It’s a short, short life…

Well, how was 2010? Probably some disappointments but some new positive changes, too. Because we have some control over our intentions and attitudes, let’s focus 2011 on the potential positives. That’s the nice thing about a new year—it is a fresh start. If you’ve been busy with all the holidays,… Read more »

Getting a Little Personal…

There are only so many ways to say: “Eat Better and Exercise More.” But I try, in these columns, to entertain through different paths which admittedly lead to that same message. Hopefully these different paths inspire different folks. I enjoy the writing and really appreciate the responses to me and… Read more »

No, they don’t.

I’ve not been able just to ignore it and let it go. A few months ago, in a respectable publication, a full page advertisement read: “The 33 bones in your back support your entire weight.” No, they don’t. And this statement was written by folks who know better. I’m not… Read more »

Health care costs – from alternative to conventional medicine to…

During the recent national health care discussion, one question was whether to cover alternative/complementary/preventive/integrative/etc. approaches. Why not cover comparatively inexpensive ways to possibly avoid major expenses later? For the same reason our auto insurance doesn’t cover oil changes and tire rotation. Because it would just cost more for them to… Read more »

Solo-tasking and habit change

“Everything in life should be made as simple as possible—but not simpler.”– A. Einstein Subtle sense of humor from this brilliant fellow but a good message. While our culture seems to value multi-tasking, we actually benefit by simply focusing on what we’re doing or who we’re with or the present… Read more »

Exercise (the most important factor) simplified

Last column I spent way too much time on “eating smart.” I mean just about everyone who cares knows what they should and shouldn’t eat/drink. And they also know that if they’re gaining weight, they’re probably eating/drinking too much. But I wanted to clarify. Clean slate, fresh start, Happy New… Read more »

It’s January 2010!

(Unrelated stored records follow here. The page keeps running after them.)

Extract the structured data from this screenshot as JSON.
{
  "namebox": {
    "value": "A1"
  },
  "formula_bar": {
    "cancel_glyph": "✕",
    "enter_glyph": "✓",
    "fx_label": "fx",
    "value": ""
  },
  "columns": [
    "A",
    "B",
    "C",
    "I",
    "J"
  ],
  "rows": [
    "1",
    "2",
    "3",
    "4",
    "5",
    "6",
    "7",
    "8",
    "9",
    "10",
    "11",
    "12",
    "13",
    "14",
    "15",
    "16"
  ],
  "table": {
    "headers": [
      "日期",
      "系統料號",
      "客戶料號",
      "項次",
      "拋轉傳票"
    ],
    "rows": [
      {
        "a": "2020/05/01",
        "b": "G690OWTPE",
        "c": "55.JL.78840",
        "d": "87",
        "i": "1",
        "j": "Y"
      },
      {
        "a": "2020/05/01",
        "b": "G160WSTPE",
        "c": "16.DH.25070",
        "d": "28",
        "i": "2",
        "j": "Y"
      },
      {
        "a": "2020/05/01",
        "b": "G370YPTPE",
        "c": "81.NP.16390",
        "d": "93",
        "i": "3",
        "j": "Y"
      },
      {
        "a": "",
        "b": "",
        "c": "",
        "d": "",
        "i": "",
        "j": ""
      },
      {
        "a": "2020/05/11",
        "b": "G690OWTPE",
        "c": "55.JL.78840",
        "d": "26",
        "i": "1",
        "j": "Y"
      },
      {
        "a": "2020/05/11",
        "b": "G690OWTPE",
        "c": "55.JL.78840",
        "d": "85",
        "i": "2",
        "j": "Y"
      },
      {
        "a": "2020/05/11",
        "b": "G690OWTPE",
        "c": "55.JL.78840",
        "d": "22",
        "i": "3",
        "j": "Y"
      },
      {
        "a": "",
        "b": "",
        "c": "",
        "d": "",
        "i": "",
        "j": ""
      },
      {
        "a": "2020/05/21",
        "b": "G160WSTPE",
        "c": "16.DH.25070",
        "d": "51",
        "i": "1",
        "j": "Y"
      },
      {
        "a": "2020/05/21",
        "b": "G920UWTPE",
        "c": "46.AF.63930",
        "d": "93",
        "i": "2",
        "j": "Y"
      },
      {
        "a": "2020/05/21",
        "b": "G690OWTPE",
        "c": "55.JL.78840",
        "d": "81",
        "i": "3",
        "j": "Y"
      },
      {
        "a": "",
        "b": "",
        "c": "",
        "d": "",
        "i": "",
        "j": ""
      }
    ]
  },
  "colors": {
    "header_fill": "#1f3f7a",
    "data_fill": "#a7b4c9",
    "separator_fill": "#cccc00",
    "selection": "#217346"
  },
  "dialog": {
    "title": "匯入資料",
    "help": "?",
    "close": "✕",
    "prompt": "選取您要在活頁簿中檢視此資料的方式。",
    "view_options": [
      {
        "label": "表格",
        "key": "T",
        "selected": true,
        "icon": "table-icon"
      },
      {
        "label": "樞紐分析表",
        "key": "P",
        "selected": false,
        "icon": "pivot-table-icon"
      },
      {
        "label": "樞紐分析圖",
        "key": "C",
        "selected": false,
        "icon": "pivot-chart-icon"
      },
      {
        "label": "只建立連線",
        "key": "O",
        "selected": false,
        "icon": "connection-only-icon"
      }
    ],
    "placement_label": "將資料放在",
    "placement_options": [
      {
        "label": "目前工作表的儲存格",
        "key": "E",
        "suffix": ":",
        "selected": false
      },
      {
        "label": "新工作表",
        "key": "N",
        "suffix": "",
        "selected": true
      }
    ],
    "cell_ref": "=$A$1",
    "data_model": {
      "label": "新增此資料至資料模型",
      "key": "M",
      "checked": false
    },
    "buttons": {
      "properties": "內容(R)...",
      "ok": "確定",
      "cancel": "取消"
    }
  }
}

In December I said if you walk every day and stop eating/drinking what you already know is bad for you, I’d provide more details in January. Eating smarter simplified• What you eat and drink is about long-term health.• How much you eat is about getting rid of fat.• Please reread… Read more »

It’s simple, not easy

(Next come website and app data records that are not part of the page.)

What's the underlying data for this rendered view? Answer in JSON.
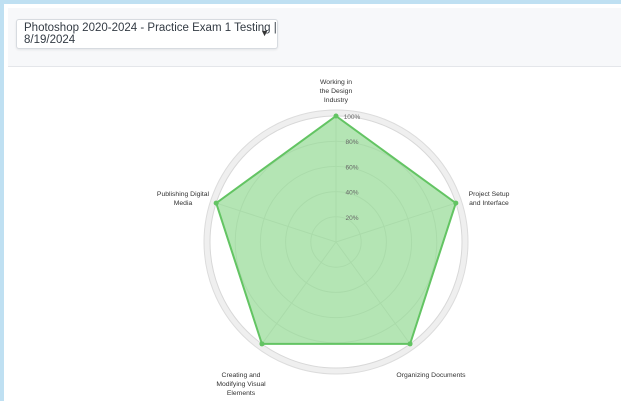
{
  "exam_selector": {
    "value": "Photoshop 2020-2024 - Practice Exam 1 Testing | 8/19/2024",
    "caret_icon": "caret-down-icon"
  },
  "chart_data": {
    "type": "radar",
    "categories": [
      [
        "Working in",
        "the Design",
        "Industry"
      ],
      [
        "Project Setup",
        "and Interface"
      ],
      [
        "Organizing Documents"
      ],
      [
        "Creating and",
        "Modifying Visual",
        "Elements"
      ],
      [
        "Publishing Digital",
        "Media"
      ]
    ],
    "series": [
      {
        "values": [
          100,
          100,
          100,
          100,
          100
        ]
      }
    ],
    "rlim": [
      0,
      100
    ],
    "ticks": [
      "20%",
      "40%",
      "60%",
      "80%",
      "100%"
    ],
    "tick_values": [
      20,
      40,
      60,
      80,
      100
    ],
    "colors": {
      "fill": "#9bdc9b",
      "stroke": "#63c463",
      "rings": "#d8d8d8",
      "outer_band": "#efefef"
    }
  }
}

I’m going to briefly revisit a previous column because its basic theme applies to this month’s topic. In addressing the discussion of a national health care policy, I stated that the problem was not insurance, lack of insurance, coverage of insurance, whether the insurance is privately obtained or publicly tax… Read more »

Praxis and Epicurus

A few years ago I learned a great new word. I even had it as my license plate for a while: praxis. Praxis is the practical application of knowledge. That’s obviously relevant in many areas of our lives but it seems especially so regarding our health. I’m going to write/explore… Read more »

Fat Loss, the Pima Indian Tribe and You…

Referencing the research in Malcolm Gladwell’s (The Tipping Point, Blink and The Outliers) 1998 New Yorker article and connecting it to a point I made in an earlier column, I want to share some interesting info with you. In 1963, National Institutes of Health researchers stumbled on one of the… Read more »

Men’sopause, visceral fat and testosterone

In my last column I wrote about womenopause and cellulite. In that same issue a recent poll showed that 38 percent of Oyster Pointer readers are men. This column is for you. It’s about men’sopause and your type of fat. First though, let’s clarify: the types of fat aren’t gender absolutes; they’re… Read more »

Womenopause, cellulite and the universal cure-all

I was recently describing the pain involved when the doctor tried to push the Novocain needle through the leathery sole of my teenage foot, when a female colleague went off about giving birth in Italy without anesthesia. Gender trump. No doubt. I clearly have never dealt with pain. Or womenopause.… Read more »